Node properties can be encrypted in the repository by setting their type to 'd:encrypted' in the model. By default, the node service will not automatically encrypt and decrypt these properties as they pass into and out of the node service. The existing Alfresco clients such as Share and Alfresco Explorer will therefore not encrypt and decrypt these properties automatically - it is the responsibility of custom Java code to do this. This approach is intentional - clients should not automatically be able to decrypt and display encrypted property values.

The org.alfresco.repo.node.encryption.MetadataEncryptor class (defined as the Alfresco Spring bean with name 'metadataEncryptor') provides an interface to encrypt and decrypt encryptable properties. The repository's node integrity checking will ensure that encryptable properties are actually encrypted (by the MetaDataEncryptor) when they are passed to the node services. If they are not, an integrity violation exception is raised. For example, given the model:

  <model name='test:encryptedPropModel' xmlns=''>
     <description>Alfresco Content Model</description>
        <import uri='' prefix='d'/>
        <import uri='' prefix='cm'/>
        <namespace uri='' prefix='test'/>

        <type name='test:encrypted'>
           <description>The Base Type</description>
              <property name='test:prop1'>

the following code creates a node of type 'test:encrypted' using the MetadataEncryptor to encrypt the property.

             MetadataEncryptor metadataEncryptor = (MetadataEncryptor)ctx.getBean('metadataEncryptor');    

               Map<QName, Serializable> allProperties = new PropertyMap();
               allProperties.put(ENCRYPTED_PROP_QNAME, 'ABC');
               allProperties = metadataEncryptor.encrypt(allProperties);
                   // Create a node using the thread's locale
                   NodeRef nodeRef2 = nodeService.createNode(
                           QName.createQName(NamespaceService.CONTENT_MODEL_1_0_URI, getName()),
                           ENCRYPTED_TYPE_QNAME, allProperties).getChildRef();
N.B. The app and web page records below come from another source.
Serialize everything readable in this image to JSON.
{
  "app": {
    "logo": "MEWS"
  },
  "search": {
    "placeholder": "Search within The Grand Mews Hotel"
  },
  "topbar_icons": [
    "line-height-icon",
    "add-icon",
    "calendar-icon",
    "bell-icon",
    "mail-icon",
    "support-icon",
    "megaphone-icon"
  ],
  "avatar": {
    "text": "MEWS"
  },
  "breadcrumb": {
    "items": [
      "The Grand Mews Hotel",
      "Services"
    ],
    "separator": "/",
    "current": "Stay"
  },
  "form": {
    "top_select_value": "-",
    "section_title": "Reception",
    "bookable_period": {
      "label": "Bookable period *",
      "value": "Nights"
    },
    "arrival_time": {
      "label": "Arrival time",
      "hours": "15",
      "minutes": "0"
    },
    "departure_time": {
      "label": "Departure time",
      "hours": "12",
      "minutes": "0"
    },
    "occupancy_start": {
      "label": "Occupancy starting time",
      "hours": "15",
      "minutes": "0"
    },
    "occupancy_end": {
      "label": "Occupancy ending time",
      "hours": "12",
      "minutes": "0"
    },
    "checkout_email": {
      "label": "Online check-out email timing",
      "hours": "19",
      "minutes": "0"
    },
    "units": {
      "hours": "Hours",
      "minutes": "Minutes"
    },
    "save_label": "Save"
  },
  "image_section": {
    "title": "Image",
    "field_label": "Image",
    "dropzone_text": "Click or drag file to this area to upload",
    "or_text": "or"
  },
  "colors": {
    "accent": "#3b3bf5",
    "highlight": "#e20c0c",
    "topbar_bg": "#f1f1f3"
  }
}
The property can be decrypted as follows:

                   Serializable encryptedPropertyValue = nodeService.getProperty(nodeRef2, ENCRYPTED_PROP_QNAME);
                   Serializable decryptedPropertyValue = metadataEncryptor.decrypt(ENCRYPTED_PROP_QNAME, encryptedPropertyValue);
                   assertEquals('ABC', decryptedPropertyValue);

Changing Key Store Keys and Re-encryption

Normally, the repository will check during bootstrap whether the keys in the main keystore have been changed (see above) in order to detect un-intentional keystore changes. However, if you intentionally want to change your keys you can do so and the repository will re-encrypt any existing encrypted node properties for you. New encrypted node properties will be encrypted using the new keys.

Changing your keys is a matter of backing up your keystore to a specific location and creating a new keystore in its place. This can be done in two ways:             

  • During bootstrap.
  • Using JMX (Enterprise only)

Bootstrap Re-encryption (Community and Enterprise)

Re-encryption occurs during repository bootstrap.

  • Stop the repository.
  • Set the property 'encryption.bootstrap.reencrypt' to 'true'
  • Backup the current keystore to backup-keystore i.e.

    mv keystore backup-keystore

  • Copy your new keystore over the old keystore
  • Update with the passwords you used to create the keystore i.e. update the property 'keystore.password' with the keystore password and update 'metadata.password' with the metadata key password.
  • Re-start the repository.

JMX Re-encryption (Enterprise Only)

Re-encryption occurs while the repository is running.

  • Backup the current keystore to backup-keystore i.e.

    mv keystore backup-keystore

  • Copy your new keystore over the old keystore.
  • In your JMX console, execute the operation Encryption -> Operations -> Encrypt

This will re-read the main and backup keystores and re-encrypt encrypted properties. The repository can continue to run during this operation; any newly-created encrypted properties will be encrypted with the new key.